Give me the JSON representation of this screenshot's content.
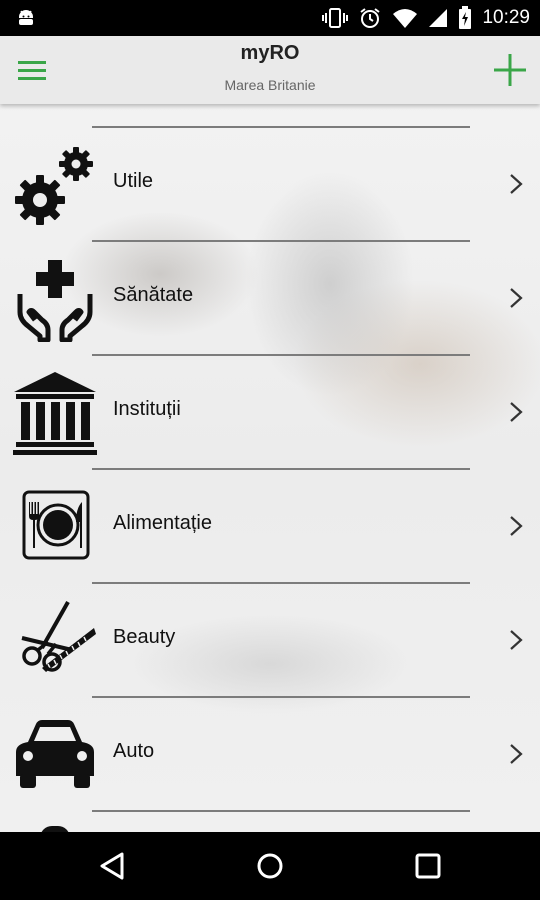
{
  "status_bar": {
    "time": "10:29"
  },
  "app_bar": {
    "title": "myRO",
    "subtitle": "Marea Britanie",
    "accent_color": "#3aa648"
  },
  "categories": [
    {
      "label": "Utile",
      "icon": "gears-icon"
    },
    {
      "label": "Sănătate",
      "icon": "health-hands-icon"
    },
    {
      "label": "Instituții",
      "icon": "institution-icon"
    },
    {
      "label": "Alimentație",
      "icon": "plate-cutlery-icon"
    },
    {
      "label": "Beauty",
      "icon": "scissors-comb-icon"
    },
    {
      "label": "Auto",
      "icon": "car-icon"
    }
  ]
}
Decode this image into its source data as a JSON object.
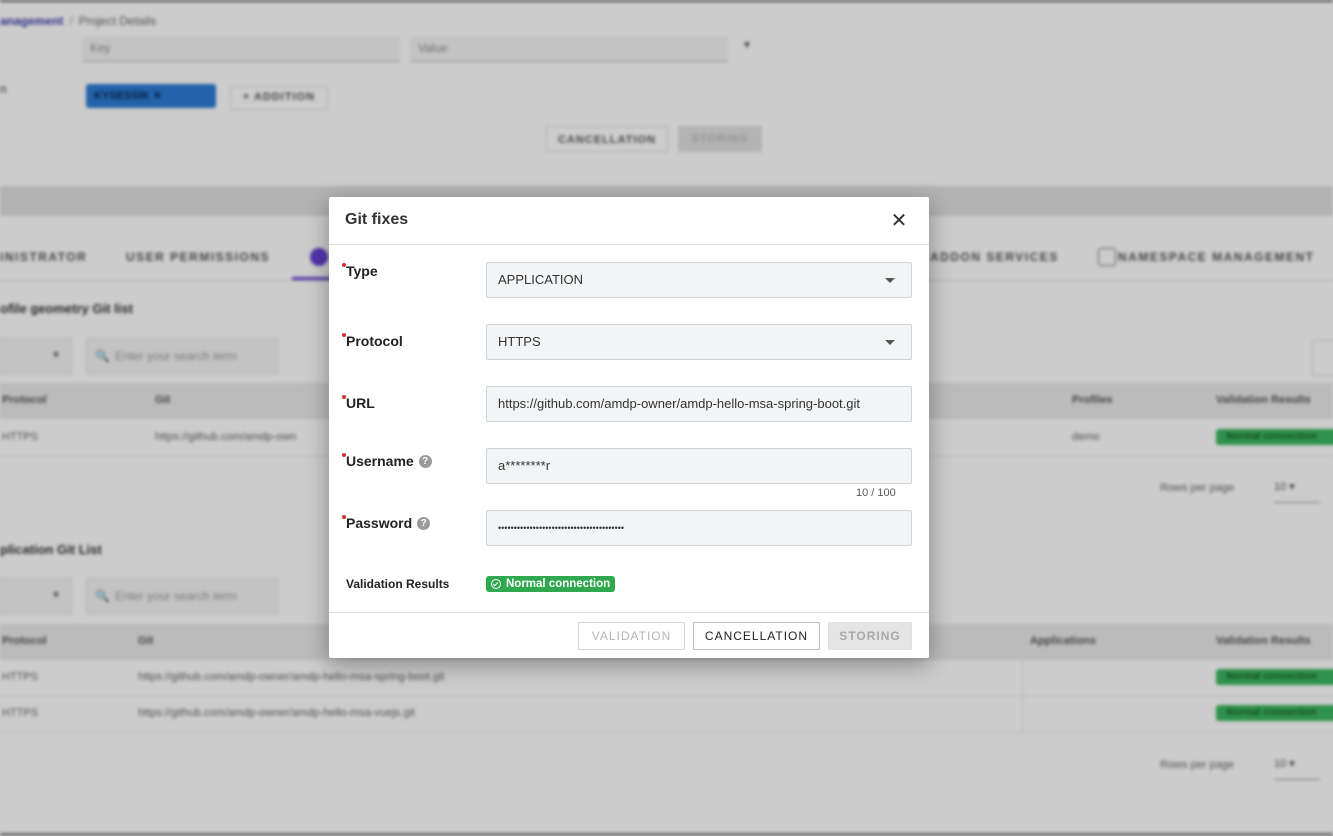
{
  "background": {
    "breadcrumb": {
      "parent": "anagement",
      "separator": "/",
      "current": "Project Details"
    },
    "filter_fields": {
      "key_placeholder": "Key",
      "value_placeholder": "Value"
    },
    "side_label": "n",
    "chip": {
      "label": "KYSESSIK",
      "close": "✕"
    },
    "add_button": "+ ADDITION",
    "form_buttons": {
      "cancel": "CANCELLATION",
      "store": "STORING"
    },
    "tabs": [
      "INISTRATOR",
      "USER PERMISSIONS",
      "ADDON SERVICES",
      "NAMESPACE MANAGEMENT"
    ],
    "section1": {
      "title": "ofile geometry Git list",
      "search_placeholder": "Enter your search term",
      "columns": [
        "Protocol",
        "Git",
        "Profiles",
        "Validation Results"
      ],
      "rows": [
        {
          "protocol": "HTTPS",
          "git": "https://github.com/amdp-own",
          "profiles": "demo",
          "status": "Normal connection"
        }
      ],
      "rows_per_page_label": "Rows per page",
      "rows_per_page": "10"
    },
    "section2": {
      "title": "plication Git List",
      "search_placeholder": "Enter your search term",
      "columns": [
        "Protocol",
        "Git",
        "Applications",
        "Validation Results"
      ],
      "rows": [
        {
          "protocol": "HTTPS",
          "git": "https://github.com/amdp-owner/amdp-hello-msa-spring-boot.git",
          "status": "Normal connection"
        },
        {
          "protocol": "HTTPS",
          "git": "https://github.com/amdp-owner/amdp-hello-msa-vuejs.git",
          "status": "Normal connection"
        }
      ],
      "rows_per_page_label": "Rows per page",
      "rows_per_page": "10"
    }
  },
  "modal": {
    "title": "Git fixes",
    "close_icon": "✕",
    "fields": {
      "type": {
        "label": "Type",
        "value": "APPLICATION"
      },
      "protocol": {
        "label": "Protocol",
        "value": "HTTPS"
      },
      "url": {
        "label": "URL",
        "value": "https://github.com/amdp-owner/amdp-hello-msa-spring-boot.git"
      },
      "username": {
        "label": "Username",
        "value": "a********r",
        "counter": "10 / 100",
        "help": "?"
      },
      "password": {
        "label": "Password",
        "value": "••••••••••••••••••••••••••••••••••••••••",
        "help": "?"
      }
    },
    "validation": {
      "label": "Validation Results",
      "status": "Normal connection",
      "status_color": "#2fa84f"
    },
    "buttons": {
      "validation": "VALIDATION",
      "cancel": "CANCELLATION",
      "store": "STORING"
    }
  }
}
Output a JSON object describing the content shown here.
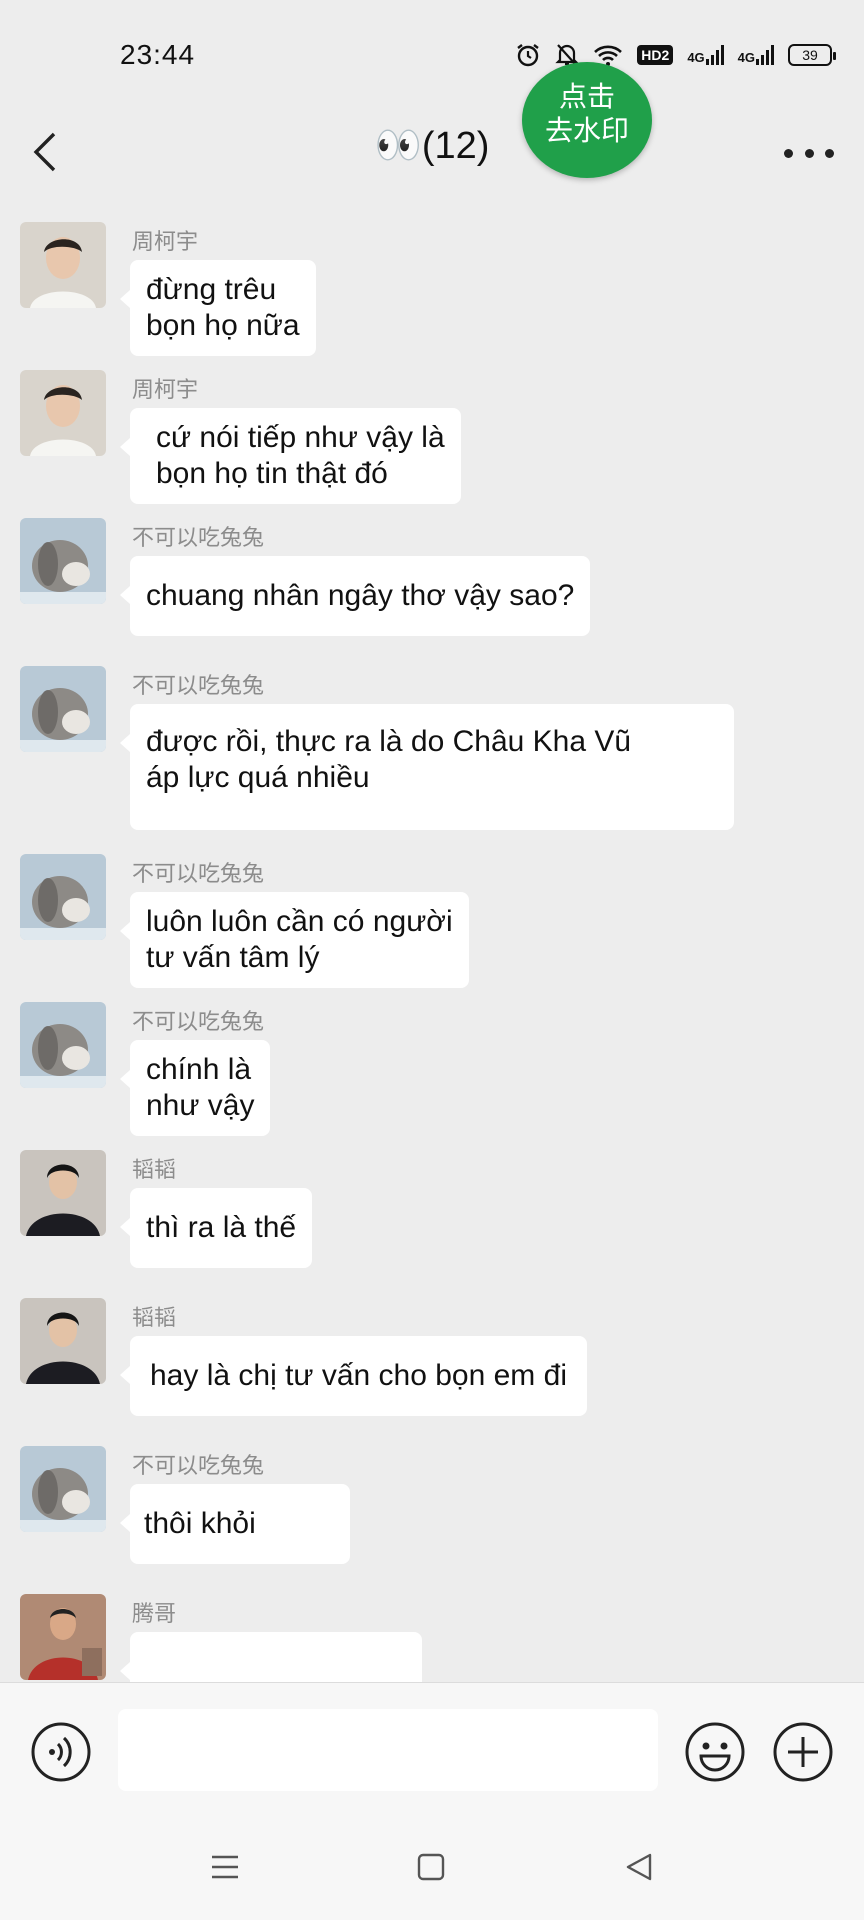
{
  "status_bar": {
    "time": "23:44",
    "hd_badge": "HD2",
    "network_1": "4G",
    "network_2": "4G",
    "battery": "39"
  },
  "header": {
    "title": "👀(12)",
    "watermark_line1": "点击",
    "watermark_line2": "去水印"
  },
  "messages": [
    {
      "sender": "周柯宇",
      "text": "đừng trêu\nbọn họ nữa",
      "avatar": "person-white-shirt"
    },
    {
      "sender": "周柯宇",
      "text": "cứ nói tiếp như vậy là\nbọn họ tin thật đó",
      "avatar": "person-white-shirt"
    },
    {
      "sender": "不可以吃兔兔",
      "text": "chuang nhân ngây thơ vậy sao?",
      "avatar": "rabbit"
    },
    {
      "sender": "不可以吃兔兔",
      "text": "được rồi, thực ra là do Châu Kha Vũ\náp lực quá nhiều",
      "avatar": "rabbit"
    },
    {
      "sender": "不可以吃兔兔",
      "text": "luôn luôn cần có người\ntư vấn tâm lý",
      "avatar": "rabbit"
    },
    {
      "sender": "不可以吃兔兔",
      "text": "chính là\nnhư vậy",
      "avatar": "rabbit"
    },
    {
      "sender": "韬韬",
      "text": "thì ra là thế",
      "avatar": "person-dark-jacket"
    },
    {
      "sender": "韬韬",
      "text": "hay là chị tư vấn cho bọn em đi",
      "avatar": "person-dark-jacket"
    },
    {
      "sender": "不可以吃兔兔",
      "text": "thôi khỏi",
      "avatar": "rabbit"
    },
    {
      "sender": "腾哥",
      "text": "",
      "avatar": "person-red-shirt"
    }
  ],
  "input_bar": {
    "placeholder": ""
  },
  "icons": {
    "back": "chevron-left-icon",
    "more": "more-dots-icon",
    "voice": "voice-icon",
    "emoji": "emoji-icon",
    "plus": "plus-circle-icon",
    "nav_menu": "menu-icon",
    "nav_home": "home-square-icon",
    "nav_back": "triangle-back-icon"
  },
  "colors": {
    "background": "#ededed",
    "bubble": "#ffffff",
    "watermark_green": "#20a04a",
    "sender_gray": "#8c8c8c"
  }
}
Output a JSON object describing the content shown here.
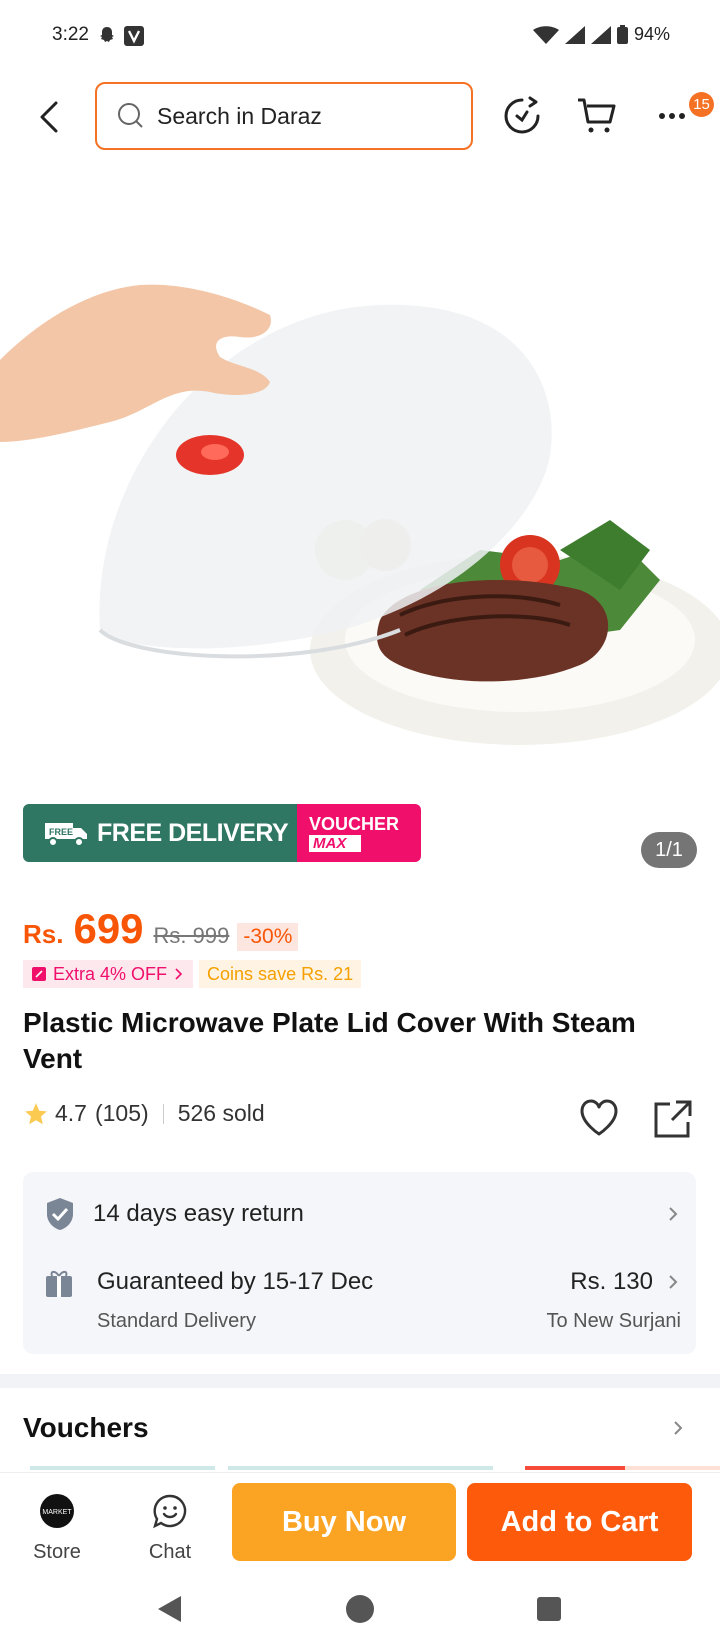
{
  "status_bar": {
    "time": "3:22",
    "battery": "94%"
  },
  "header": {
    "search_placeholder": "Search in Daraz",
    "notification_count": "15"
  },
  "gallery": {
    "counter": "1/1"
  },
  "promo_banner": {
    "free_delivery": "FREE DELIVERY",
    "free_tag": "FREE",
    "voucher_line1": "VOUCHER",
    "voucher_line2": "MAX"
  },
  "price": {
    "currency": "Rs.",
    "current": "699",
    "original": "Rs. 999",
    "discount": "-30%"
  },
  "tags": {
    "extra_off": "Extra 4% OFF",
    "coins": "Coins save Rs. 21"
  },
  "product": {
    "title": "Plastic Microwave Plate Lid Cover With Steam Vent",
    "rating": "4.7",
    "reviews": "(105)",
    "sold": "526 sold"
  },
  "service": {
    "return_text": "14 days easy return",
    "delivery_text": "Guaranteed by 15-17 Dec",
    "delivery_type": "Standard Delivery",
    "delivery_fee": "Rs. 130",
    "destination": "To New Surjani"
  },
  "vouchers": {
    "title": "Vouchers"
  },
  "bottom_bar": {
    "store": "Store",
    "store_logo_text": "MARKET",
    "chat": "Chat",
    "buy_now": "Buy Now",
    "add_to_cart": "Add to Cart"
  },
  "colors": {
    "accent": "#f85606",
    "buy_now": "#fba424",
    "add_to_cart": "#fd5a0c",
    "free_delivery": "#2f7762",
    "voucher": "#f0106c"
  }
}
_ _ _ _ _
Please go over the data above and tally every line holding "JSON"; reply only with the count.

4